104


COME, do you think that I'd be making an evil story
out of my very life, speaking ill of her
who's more to me than my two eyes;
I could not,
even if I did not love her desperately; but you--
drinking and talking to that poor fool Tappo,
could build somehow (and out of wind and rain)
a world of monsters.



105


MENTULA, poet now! hail kills himself
climbing the hills of Pipla where the
muses stride; and seeing him, seize their pitchforks,
toss him to earth again.



106


YOU see a pretty boy out walking with an auctioneer.
both arm in arm,
and you suspect that this young man has a quick eve for trade
and sells himself.



107


WHEN at last after long despair, our hopes ring true again
and long-starved desire eats, O then the mind leaps in the
   sunlight
--Lesbia
so it was with me when you returned. Here was a treasure
more valuable than gold; you, whom I love beyond hope,
   giving yourself
to me again.
That hour, a year of holidays, radiant,
where is the man more fortunate than I,
where can he find anything in life more glorious
than the sight of all his wealth restored?



108


If, O Cominius, your grey hair is stained with the dark
   colours of an evil life,
and you are put to death', the people rising against you,
no doubt your tongue, offensive to all good
men, shall be extracted, cut up and fed to vultures,
then your eyes shall be dug forth and served as food to ease
   a raven's throat
and dogs will eat your entrails,
the rest of you, scattered limbs and odd detail,
will make a dinner for stray wolves.



109
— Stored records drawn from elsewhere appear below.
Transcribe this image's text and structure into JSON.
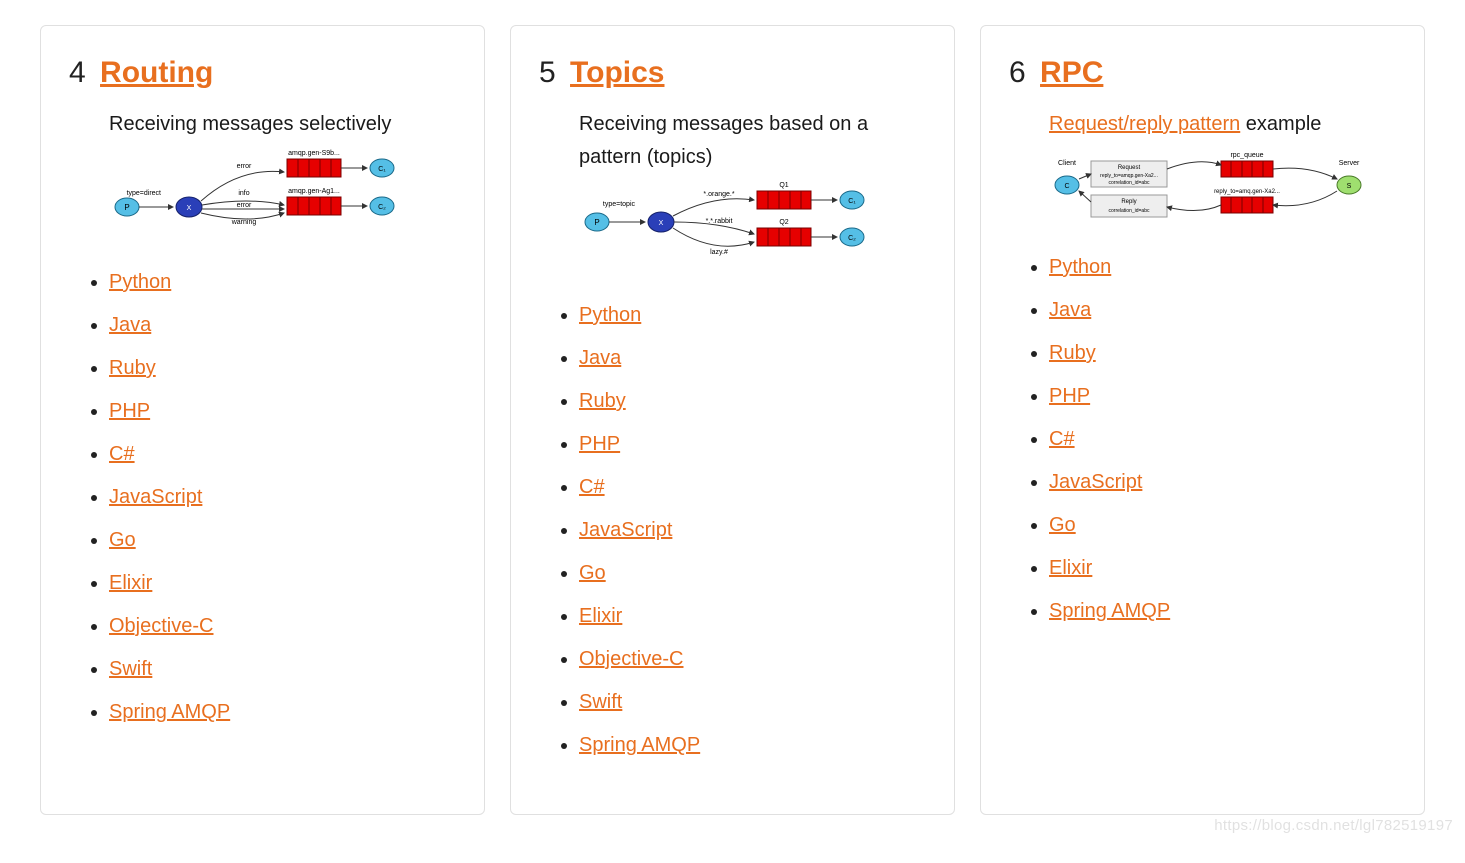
{
  "cards": [
    {
      "num": "4",
      "title": "Routing",
      "desc_plain": "Receiving messages selectively",
      "desc_link": "",
      "desc_after": "",
      "diagram": {
        "q1_label": "amqp.gen-S9b...",
        "q2_label": "amqp.gen-Ag1...",
        "x_label": "type=direct",
        "b1": "error",
        "b2": "info",
        "b3": "error",
        "b4": "warning"
      },
      "langs": [
        "Python",
        "Java",
        "Ruby",
        "PHP",
        "C#",
        "JavaScript",
        "Go",
        "Elixir",
        "Objective-C",
        "Swift",
        "Spring AMQP"
      ]
    },
    {
      "num": "5",
      "title": "Topics",
      "desc_plain": "Receiving messages based on a pattern (topics)",
      "desc_link": "",
      "desc_after": "",
      "diagram": {
        "q1_label": "Q1",
        "q2_label": "Q2",
        "x_label": "type=topic",
        "b1": "*.orange.*",
        "b2": "*.*.rabbit",
        "b3": "lazy.#"
      },
      "langs": [
        "Python",
        "Java",
        "Ruby",
        "PHP",
        "C#",
        "JavaScript",
        "Go",
        "Elixir",
        "Objective-C",
        "Swift",
        "Spring AMQP"
      ]
    },
    {
      "num": "6",
      "title": "RPC",
      "desc_plain": "",
      "desc_link": "Request/reply pattern",
      "desc_after": " example",
      "diagram": {
        "client": "Client",
        "server": "Server",
        "rpc_queue": "rpc_queue",
        "reply_to": "reply_to=amq.gen-Xa2...",
        "req1": "Request",
        "req2": "reply_to=amqp.gen-Xa2...",
        "req3": "correlation_id=abc",
        "rep1": "Reply",
        "rep2": "correlation_id=abc"
      },
      "langs": [
        "Python",
        "Java",
        "Ruby",
        "PHP",
        "C#",
        "JavaScript",
        "Go",
        "Elixir",
        "Spring AMQP"
      ]
    }
  ],
  "watermark": "https://blog.csdn.net/lgl782519197"
}
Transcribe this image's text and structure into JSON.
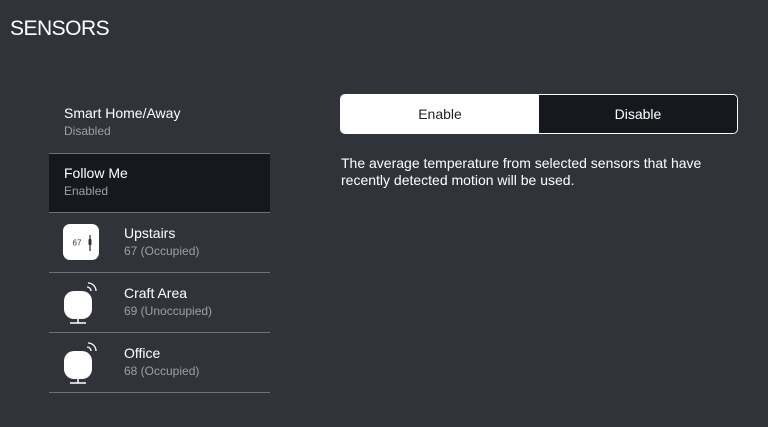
{
  "page": {
    "title": "SENSORS"
  },
  "sidebar": {
    "modes": [
      {
        "label": "Smart Home/Away",
        "status": "Disabled"
      },
      {
        "label": "Follow Me",
        "status": "Enabled"
      }
    ],
    "sensors": [
      {
        "label": "Upstairs",
        "reading": "67 (Occupied)",
        "icon": "thermostat-icon",
        "icon_text": "67"
      },
      {
        "label": "Craft Area",
        "reading": "69 (Unoccupied)",
        "icon": "remote-sensor-icon"
      },
      {
        "label": "Office",
        "reading": "68 (Occupied)",
        "icon": "remote-sensor-icon"
      }
    ]
  },
  "toggle": {
    "enable_label": "Enable",
    "disable_label": "Disable",
    "selected": "Enable"
  },
  "description": "The average temperature from selected sensors that have recently detected motion will be used.",
  "colors": {
    "background": "#30343a",
    "selected_background": "#15191d",
    "divider": "#6e7277",
    "secondary_text": "#9ba0a5"
  }
}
MY life, my love, you say our love will last forever;
O gods remember
her pledge, convert the words of her avowal into a prophecy.
Now let her blood speak, let sincerity govern each syllable
   fallen
from her lips
, so that the long years of our lives shall be
a contract of true love inviolate
against time itself, a symbol of eternity.
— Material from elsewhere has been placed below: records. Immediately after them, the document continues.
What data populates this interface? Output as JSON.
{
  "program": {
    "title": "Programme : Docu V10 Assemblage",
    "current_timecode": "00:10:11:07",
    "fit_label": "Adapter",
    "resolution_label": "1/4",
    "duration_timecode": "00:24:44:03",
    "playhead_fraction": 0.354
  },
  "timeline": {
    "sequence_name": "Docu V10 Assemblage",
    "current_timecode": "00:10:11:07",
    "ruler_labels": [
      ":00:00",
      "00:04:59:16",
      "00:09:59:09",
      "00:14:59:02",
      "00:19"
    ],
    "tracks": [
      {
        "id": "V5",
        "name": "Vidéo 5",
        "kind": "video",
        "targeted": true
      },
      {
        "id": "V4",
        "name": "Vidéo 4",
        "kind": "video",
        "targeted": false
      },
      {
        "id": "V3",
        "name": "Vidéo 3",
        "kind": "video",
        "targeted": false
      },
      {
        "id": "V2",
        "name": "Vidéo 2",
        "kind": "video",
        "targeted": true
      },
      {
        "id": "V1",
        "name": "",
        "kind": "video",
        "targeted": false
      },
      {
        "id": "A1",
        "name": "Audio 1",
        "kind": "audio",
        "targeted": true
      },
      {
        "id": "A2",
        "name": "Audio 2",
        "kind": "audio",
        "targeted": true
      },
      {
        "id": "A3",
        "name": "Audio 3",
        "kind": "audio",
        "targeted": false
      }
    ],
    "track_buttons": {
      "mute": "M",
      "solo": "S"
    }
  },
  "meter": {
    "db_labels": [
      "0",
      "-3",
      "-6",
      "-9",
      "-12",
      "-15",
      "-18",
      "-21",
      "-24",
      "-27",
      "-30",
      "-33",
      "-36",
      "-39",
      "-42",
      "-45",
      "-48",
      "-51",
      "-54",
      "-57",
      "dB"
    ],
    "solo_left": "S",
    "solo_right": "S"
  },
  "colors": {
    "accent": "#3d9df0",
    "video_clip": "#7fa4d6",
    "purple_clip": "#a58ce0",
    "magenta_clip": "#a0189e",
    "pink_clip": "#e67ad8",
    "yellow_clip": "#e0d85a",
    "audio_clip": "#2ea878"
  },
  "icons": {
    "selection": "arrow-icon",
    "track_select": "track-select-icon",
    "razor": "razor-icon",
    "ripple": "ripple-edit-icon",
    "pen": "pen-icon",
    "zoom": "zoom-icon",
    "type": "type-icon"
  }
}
110


AN honest girl, Aufilena, an artist at her trade of love,
will find her man (pleased by her services) ready
to pay her well, gracing her labours
with praise and no small share of his possessions.
         Expecting much from you
lady
(O what promises you made) I paid you gloriously
and now, retiring, you vanish,
transformed, I warn you (once my friend), into my
   enemy.
Convert your person into honest gold, or, if you will,
become austere and pure.
My Aufiiena, but remember
   this:
my money's gone; and you in taking it are worse
than the established common breed of whores
waiting for
         men at right
on dark street corners.



111
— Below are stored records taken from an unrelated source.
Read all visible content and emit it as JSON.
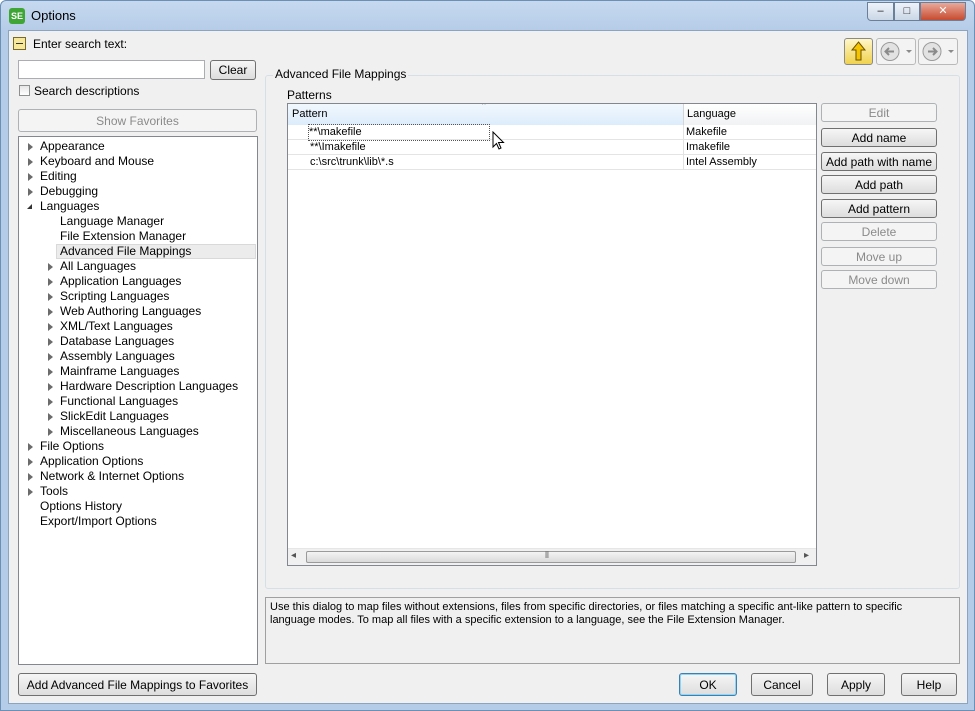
{
  "window": {
    "title": "Options",
    "icon_text": "SE"
  },
  "titlebar_buttons": {
    "minimize": "–",
    "maximize": "□",
    "close": "✕"
  },
  "search": {
    "label": "Enter search text:",
    "value": "",
    "clear_label": "Clear",
    "search_descriptions_label": "Search descriptions",
    "show_favorites_label": "Show Favorites"
  },
  "tree": {
    "items": [
      {
        "label": "Appearance",
        "level": 0,
        "expander": "closed"
      },
      {
        "label": "Keyboard and Mouse",
        "level": 0,
        "expander": "closed"
      },
      {
        "label": "Editing",
        "level": 0,
        "expander": "closed"
      },
      {
        "label": "Debugging",
        "level": 0,
        "expander": "closed"
      },
      {
        "label": "Languages",
        "level": 0,
        "expander": "open"
      },
      {
        "label": "Language Manager",
        "level": 1,
        "expander": "none"
      },
      {
        "label": "File Extension Manager",
        "level": 1,
        "expander": "none"
      },
      {
        "label": "Advanced File Mappings",
        "level": 1,
        "expander": "none",
        "selected": true
      },
      {
        "label": "All Languages",
        "level": 1,
        "expander": "closed"
      },
      {
        "label": "Application Languages",
        "level": 1,
        "expander": "closed"
      },
      {
        "label": "Scripting Languages",
        "level": 1,
        "expander": "closed"
      },
      {
        "label": "Web Authoring Languages",
        "level": 1,
        "expander": "closed"
      },
      {
        "label": "XML/Text Languages",
        "level": 1,
        "expander": "closed"
      },
      {
        "label": "Database Languages",
        "level": 1,
        "expander": "closed"
      },
      {
        "label": "Assembly Languages",
        "level": 1,
        "expander": "closed"
      },
      {
        "label": "Mainframe Languages",
        "level": 1,
        "expander": "closed"
      },
      {
        "label": "Hardware Description Languages",
        "level": 1,
        "expander": "closed"
      },
      {
        "label": "Functional Languages",
        "level": 1,
        "expander": "closed"
      },
      {
        "label": "SlickEdit Languages",
        "level": 1,
        "expander": "closed"
      },
      {
        "label": "Miscellaneous Languages",
        "level": 1,
        "expander": "closed"
      },
      {
        "label": "File Options",
        "level": 0,
        "expander": "closed"
      },
      {
        "label": "Application Options",
        "level": 0,
        "expander": "closed"
      },
      {
        "label": "Network & Internet Options",
        "level": 0,
        "expander": "closed"
      },
      {
        "label": "Tools",
        "level": 0,
        "expander": "closed"
      },
      {
        "label": "Options History",
        "level": 0,
        "expander": "none"
      },
      {
        "label": "Export/Import Options",
        "level": 0,
        "expander": "none"
      }
    ]
  },
  "nav": {
    "up_icon": "up-arrow-icon",
    "back_icon": "back-arrow-icon",
    "forward_icon": "forward-arrow-icon"
  },
  "main": {
    "section_title": "Advanced File Mappings",
    "patterns_label": "Patterns",
    "columns": [
      "Pattern",
      "Language"
    ],
    "rows": [
      {
        "pattern": "**\\makefile",
        "language": "Makefile"
      },
      {
        "pattern": "**\\Imakefile",
        "language": "Imakefile"
      },
      {
        "pattern": "c:\\src\\trunk\\lib\\*.s",
        "language": "Intel Assembly"
      }
    ],
    "scroll_left": "◂",
    "scroll_right": "▸",
    "scroll_grip": "⦀",
    "sort_indicator": "ˆ",
    "buttons": [
      {
        "label": "Edit",
        "enabled": false
      },
      {
        "label": "Add name",
        "enabled": true
      },
      {
        "label": "Add path with name",
        "enabled": true
      },
      {
        "label": "Add path",
        "enabled": true
      },
      {
        "label": "Add pattern",
        "enabled": true
      },
      {
        "label": "Delete",
        "enabled": false
      },
      {
        "label": "Move up",
        "enabled": false
      },
      {
        "label": "Move down",
        "enabled": false
      }
    ],
    "description": "Use this dialog to map files without extensions, files from specific directories, or files matching a specific ant-like pattern to specific language modes. To map all files with a specific extension to a language, see the File Extension Manager."
  },
  "footer": {
    "add_favorites_label": "Add Advanced File Mappings to Favorites",
    "ok_label": "OK",
    "cancel_label": "Cancel",
    "apply_label": "Apply",
    "help_label": "Help"
  },
  "colors": {
    "accent": "#3c7fb1",
    "selection": "#ececec",
    "up_arrow": "#f5c400"
  }
}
THERE is no greater honour, Aufilena, than to be
   known
as a chaste wife,
yet
it is better to be called a common whore
than to bear and raise your uncle's children.



112


NASO, you're a man's man, and yet there are not many
men who would care to play at being what you are to many
   men--
to go at full length downward, Naso,
everything to many men, and homosexual.



113


CINNA, during the early days of the first consulship of
   Pompey,
two women received the duties of a husband from this
   Maecilia:
again our Pompey's counsel and these women
are still at work,
but add three cyphers after the figure 2,
and you will have two thousands.
O adultery! You breed beyond all reason.



114


COME, there can be no doubt that this Mentula
owns property at Fermo,
a magnificent
estate with rare birds, fishes, wide fields of grain
and rich, rolling meadows, merely a wealthy landscape,
so far beyond his income that he's poor,
and he is rich only in minus quantities;
the place is eloquent with mortgages.
If praise consoles a man who needs a house
wherein to sleep, come, let us praise Mentula,
and his thriving acres.


115


MENTULA has thirty acres of meadow land, swamp,
and forty acres fit for cultivation,

all in one piece.
Crcesus himself might envy him,--
look at the wealth here:
soil for raising vegetables, land for grazing cattle,
and the sea itself, extending far beyond our continents,
disappears, far North, a frozen river.
This is a miracle, and he, Mentula
(not human as we are) becomes a giant,
towering over us.




116


I HAVE searched the corners of my mind, Gellius,
to find a way to make myself attractive
and to your liking. I sent you poems
written by Callimachus--and still your arrows stormed my
head, our war continued.
My truce has come to nothing, Gellius.

Now, with my cloak wrapped round my arm in self-defense
I'll give you war again, my arrows piercing your naked body.